A faithful, word-for-word copy of the records is required, and it must contain no pictures.

┄┄┄┄┄┄┄┄┄┄┄┄┄┄┄┄┄┄┄┄

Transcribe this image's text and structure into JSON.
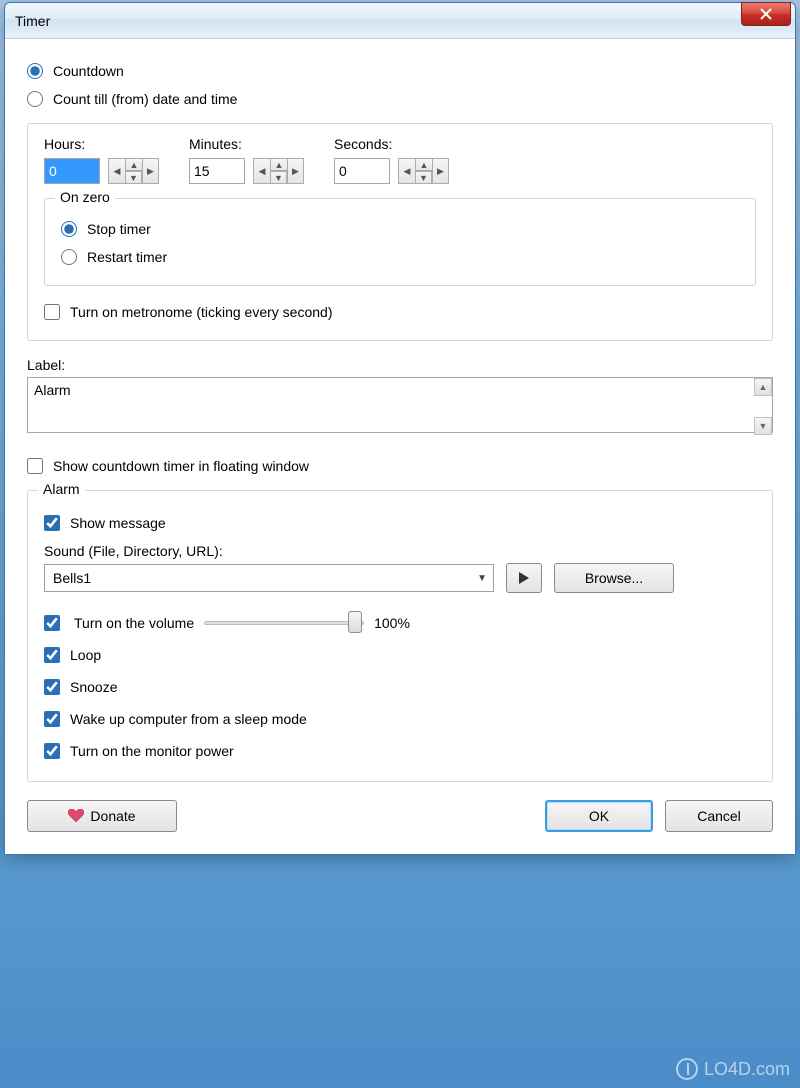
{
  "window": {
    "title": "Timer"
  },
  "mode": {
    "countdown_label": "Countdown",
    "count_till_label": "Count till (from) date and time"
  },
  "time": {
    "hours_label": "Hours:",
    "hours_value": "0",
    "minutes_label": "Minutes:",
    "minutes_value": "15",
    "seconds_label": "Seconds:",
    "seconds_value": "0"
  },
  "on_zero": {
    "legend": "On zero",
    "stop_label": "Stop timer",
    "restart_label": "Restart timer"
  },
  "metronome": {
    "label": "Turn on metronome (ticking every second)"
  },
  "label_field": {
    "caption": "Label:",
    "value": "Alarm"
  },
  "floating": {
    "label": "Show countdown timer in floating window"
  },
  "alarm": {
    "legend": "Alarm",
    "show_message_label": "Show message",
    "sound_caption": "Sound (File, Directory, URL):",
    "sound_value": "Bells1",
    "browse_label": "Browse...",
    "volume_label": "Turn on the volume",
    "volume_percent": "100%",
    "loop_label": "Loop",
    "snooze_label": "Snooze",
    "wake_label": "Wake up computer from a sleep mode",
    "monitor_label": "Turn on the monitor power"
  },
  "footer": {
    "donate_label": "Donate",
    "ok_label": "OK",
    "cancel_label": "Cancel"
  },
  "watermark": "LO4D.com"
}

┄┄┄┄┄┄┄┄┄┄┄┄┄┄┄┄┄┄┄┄

WRITTEN ANSWER:
Transcribe this image's text and structure into JSON.
{
  "window": {
    "title": "Timer"
  },
  "mode": {
    "countdown_label": "Countdown",
    "count_till_label": "Count till (from) date and time"
  },
  "time": {
    "hours_label": "Hours:",
    "hours_value": "0",
    "minutes_label": "Minutes:",
    "minutes_value": "15",
    "seconds_label": "Seconds:",
    "seconds_value": "0"
  },
  "on_zero": {
    "legend": "On zero",
    "stop_label": "Stop timer",
    "restart_label": "Restart timer"
  },
  "metronome": {
    "label": "Turn on metronome (ticking every second)"
  },
  "label_field": {
    "caption": "Label:",
    "value": "Alarm"
  },
  "floating": {
    "label": "Show countdown timer in floating window"
  },
  "alarm": {
    "legend": "Alarm",
    "show_message_label": "Show message",
    "sound_caption": "Sound (File, Directory, URL):",
    "sound_value": "Bells1",
    "browse_label": "Browse...",
    "volume_label": "Turn on the volume",
    "volume_percent": "100%",
    "loop_label": "Loop",
    "snooze_label": "Snooze",
    "wake_label": "Wake up computer from a sleep mode",
    "monitor_label": "Turn on the monitor power"
  },
  "footer": {
    "donate_label": "Donate",
    "ok_label": "OK",
    "cancel_label": "Cancel"
  },
  "watermark": "LO4D.com"
}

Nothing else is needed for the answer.